Christianity? Shylock is a widower. He has only one daughter,
Jessica, who falls in love with Lorenzo, a Gentile. The “good”
guys induce her not only to desert her widowed father but to rob him,
and dressed in boy’s clothing (a third crime in Jewish law).
Jessica steals away in the night to elope with Lorenzo.
will make fast the doors, and gild myself
some more ducats, and be with you straight.
on Western law Jessica has committed the crime of theft. She has also
committed the moral crime of stealing out of her father’s house
during the night and deserting him, and as the young thief comes away
with her father’s money, what do the “good” guys say? Gratiano
by my hood, a Gentile and no Jew!
you imagine how the audience howled with glee as Jessica was leaving
Shylock’s house with his caskets of money? Shakespeare probably
figured that during this howling the audience would miss the
follow-up line. You have deserted your father, stolen out of his
house during the night dressed in boy’s clothing, and robbed him of
his money, and now you are a Gentile, and, by my hood, no Jew.
The playwright set his 1598 audience to howling. The poet-philosopher
wrote for all future generations.
. . Shakespeare leads us up to the clincher. The audience and the

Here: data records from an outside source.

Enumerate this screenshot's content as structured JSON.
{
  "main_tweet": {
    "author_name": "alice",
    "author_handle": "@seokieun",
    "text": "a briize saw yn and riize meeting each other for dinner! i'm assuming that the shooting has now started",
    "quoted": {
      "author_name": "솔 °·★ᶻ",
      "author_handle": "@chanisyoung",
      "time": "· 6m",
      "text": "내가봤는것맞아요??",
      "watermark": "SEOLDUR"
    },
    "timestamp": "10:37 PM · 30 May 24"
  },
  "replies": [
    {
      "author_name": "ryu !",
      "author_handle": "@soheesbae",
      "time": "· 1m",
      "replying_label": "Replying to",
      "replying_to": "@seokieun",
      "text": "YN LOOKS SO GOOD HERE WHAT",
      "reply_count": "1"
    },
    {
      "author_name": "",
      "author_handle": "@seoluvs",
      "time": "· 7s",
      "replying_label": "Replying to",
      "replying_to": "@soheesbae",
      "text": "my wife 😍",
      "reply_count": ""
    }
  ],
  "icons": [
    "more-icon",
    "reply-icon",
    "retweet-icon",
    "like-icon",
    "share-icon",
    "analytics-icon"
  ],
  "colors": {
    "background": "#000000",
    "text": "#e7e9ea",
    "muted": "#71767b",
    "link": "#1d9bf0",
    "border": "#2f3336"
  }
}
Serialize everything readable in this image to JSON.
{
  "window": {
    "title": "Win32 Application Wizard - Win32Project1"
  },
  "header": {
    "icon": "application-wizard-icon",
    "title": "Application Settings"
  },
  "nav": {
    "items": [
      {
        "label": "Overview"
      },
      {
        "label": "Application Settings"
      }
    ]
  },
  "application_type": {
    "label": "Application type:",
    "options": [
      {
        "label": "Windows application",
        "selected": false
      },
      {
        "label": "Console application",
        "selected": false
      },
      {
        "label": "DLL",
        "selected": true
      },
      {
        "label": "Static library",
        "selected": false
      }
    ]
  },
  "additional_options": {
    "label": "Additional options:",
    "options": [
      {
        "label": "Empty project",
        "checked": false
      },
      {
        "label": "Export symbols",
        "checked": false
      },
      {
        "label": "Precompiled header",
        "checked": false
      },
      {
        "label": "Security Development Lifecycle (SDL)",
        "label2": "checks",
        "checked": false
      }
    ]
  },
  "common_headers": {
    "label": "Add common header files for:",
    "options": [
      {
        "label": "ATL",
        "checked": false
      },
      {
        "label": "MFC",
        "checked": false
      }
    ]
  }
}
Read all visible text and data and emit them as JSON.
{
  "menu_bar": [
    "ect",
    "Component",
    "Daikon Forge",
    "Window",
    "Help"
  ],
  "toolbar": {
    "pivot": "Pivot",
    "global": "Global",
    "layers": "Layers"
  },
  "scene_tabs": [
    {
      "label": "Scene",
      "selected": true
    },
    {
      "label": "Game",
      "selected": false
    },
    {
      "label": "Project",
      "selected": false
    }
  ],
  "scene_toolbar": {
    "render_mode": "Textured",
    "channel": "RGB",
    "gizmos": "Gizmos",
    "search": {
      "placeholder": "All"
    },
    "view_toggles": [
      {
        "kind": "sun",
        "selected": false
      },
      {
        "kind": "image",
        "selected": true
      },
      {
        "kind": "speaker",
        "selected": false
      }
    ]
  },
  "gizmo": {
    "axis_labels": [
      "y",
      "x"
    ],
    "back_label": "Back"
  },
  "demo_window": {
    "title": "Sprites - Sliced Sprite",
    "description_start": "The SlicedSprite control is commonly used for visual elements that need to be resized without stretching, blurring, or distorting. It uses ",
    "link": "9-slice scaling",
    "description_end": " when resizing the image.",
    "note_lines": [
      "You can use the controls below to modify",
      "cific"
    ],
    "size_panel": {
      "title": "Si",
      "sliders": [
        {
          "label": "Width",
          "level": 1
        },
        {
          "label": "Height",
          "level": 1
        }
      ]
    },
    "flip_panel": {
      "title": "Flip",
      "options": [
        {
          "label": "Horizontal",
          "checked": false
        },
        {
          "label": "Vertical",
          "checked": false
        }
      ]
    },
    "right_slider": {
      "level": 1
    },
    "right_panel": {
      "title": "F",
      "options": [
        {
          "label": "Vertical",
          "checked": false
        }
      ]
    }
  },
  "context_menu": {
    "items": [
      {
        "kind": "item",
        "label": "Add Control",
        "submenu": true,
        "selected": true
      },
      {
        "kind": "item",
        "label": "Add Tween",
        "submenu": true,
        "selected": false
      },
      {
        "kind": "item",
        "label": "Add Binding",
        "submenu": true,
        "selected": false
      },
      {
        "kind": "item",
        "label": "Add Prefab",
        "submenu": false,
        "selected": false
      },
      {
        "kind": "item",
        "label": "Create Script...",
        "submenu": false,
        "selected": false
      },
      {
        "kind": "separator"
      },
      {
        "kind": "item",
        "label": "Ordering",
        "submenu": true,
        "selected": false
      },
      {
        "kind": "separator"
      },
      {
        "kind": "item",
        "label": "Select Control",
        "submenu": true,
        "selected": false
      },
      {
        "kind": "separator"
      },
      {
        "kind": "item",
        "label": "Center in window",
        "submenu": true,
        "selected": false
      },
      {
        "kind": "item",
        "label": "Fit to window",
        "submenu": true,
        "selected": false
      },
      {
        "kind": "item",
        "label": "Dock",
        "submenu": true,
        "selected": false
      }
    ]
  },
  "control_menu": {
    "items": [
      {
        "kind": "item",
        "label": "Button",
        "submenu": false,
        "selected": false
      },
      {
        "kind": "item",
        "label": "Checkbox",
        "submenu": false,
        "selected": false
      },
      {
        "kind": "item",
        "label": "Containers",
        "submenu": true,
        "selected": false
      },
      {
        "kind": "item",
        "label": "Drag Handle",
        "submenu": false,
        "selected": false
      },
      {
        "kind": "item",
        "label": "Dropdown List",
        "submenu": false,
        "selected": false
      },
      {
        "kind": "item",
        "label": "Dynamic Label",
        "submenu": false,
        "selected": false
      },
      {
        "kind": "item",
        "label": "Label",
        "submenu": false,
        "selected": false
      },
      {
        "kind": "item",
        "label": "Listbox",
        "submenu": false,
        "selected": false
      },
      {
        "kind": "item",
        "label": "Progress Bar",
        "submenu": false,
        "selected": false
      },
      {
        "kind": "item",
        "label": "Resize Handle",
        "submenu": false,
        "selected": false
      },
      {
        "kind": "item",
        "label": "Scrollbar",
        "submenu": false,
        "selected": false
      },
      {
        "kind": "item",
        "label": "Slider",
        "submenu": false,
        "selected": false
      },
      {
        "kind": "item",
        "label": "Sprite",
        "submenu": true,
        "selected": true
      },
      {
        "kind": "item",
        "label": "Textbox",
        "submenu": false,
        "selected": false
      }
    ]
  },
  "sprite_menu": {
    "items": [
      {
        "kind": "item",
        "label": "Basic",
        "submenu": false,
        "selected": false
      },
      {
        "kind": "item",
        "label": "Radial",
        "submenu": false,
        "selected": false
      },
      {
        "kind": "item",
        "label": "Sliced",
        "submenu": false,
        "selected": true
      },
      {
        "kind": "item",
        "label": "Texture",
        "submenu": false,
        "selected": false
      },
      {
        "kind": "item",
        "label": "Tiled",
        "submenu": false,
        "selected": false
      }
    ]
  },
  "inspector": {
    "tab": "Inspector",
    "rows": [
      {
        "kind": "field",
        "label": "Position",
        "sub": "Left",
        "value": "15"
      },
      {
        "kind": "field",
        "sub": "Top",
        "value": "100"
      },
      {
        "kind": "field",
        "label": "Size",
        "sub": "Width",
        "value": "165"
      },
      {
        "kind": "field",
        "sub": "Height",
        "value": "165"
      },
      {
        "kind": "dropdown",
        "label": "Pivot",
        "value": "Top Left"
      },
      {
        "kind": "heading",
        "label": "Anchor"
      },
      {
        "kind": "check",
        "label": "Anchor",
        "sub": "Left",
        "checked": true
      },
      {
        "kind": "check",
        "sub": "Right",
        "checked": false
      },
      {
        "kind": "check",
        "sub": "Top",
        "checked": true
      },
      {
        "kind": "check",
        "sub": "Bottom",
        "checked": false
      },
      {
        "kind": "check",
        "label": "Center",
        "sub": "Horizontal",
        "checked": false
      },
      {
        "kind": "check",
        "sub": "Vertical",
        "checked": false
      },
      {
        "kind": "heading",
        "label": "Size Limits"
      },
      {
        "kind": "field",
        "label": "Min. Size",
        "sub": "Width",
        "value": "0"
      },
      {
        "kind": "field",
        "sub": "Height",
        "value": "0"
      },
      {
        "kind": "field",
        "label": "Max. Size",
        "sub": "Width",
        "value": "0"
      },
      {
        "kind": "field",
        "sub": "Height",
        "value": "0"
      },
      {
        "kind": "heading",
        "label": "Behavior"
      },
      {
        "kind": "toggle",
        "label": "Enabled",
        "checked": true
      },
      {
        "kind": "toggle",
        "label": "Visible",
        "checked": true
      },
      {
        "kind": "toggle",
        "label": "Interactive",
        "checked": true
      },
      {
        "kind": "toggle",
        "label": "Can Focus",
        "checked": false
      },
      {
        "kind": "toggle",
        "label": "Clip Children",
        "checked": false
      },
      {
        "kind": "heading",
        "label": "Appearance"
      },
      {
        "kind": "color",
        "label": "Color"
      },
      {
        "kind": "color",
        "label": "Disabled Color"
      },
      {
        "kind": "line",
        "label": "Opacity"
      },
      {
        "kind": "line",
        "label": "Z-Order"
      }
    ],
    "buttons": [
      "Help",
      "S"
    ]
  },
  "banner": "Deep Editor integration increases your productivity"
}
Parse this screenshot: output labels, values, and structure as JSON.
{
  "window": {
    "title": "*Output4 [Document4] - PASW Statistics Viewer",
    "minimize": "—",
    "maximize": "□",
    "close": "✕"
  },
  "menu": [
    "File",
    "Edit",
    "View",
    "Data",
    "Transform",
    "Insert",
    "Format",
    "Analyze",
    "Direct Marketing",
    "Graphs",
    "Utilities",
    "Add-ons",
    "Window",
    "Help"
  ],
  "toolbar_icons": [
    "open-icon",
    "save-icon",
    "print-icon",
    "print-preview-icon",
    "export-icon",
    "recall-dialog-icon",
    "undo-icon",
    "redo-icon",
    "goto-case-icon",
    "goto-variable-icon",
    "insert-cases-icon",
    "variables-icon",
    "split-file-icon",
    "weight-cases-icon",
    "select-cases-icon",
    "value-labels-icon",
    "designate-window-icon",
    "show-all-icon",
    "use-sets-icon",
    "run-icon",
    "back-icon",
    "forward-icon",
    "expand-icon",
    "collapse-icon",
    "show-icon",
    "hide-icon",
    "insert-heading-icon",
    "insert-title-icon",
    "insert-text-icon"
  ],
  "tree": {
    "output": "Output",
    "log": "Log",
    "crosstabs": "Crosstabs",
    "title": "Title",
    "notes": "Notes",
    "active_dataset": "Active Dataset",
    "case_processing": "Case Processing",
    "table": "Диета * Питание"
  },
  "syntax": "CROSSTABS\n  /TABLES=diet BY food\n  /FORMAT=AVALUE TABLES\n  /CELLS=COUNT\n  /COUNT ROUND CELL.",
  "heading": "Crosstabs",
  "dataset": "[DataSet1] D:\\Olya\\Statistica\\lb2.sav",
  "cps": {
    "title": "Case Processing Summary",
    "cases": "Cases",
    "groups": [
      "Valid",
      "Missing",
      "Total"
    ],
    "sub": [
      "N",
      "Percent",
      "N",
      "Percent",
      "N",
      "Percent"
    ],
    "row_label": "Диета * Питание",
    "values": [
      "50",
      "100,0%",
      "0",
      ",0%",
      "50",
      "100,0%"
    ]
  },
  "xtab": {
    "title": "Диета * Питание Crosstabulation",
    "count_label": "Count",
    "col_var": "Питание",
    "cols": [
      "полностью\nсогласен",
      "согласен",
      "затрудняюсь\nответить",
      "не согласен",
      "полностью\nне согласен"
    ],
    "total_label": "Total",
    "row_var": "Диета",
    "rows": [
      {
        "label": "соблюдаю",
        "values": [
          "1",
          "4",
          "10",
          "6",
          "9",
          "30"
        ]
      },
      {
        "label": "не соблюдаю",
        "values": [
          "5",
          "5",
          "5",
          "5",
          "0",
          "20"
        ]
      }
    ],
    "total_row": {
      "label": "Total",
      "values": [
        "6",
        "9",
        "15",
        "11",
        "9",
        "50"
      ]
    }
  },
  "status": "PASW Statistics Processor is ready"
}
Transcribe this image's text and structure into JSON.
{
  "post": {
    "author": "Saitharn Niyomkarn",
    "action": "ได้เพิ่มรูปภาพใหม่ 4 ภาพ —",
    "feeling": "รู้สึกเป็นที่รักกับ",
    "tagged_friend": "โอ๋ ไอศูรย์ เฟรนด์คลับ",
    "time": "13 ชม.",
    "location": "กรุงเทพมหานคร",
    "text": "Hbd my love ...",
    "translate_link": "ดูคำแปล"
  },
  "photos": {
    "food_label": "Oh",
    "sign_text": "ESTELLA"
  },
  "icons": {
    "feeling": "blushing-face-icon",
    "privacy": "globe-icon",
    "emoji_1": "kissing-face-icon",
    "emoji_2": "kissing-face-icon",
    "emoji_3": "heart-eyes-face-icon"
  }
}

players are now waiting for the big moment before the court where
Shylock is bringing his suit against Antonio, the merchant, for his
pound of flesh. Portia enters disguised as a lawyer and what does she
say? What are her first words at this final showdown between the
“good” guys and the “bad” guys? Portia asks a most natural
is the Merchant here, and which the Jew?
the Plaintiff and the Defendant are standing before the court. Portia
has never seen either one of them before, but as an educated
gentlewoman she has behind her the culture of many centuries of the
stereotype Jew. If not actually with horns, you certainly can
recognize the “devil” a mile away. And there he is ten feet away
– she has a fifty fifty chance at making a guess between the “good”
guy and the “bad” guy but she won’t risk it.
is the Merchant here, and which the Jew?
when it all goes against Shylock, Shakespeare seems to go out of his
way to give us a frightening picture of the “victors.” He has
them standing together pouring out a stream of vengeance. We’re not
through with you yet Jew, and the money we have left you after you
have paid all these fines, you must leave that to Jessica and your
son-in-law who robbed you. Shakespeare keeps them hissing their hate.
Tarry yet a while, Jew, we’re still not through with you. You must
also become a Christian. The final irony. The gift of love offered in
an atmosphere which is blue with hatred. And as all of this is going
on, Shakespeare leaves only Shylock with a shred of dignity!
pray you, give me leave to go from hence.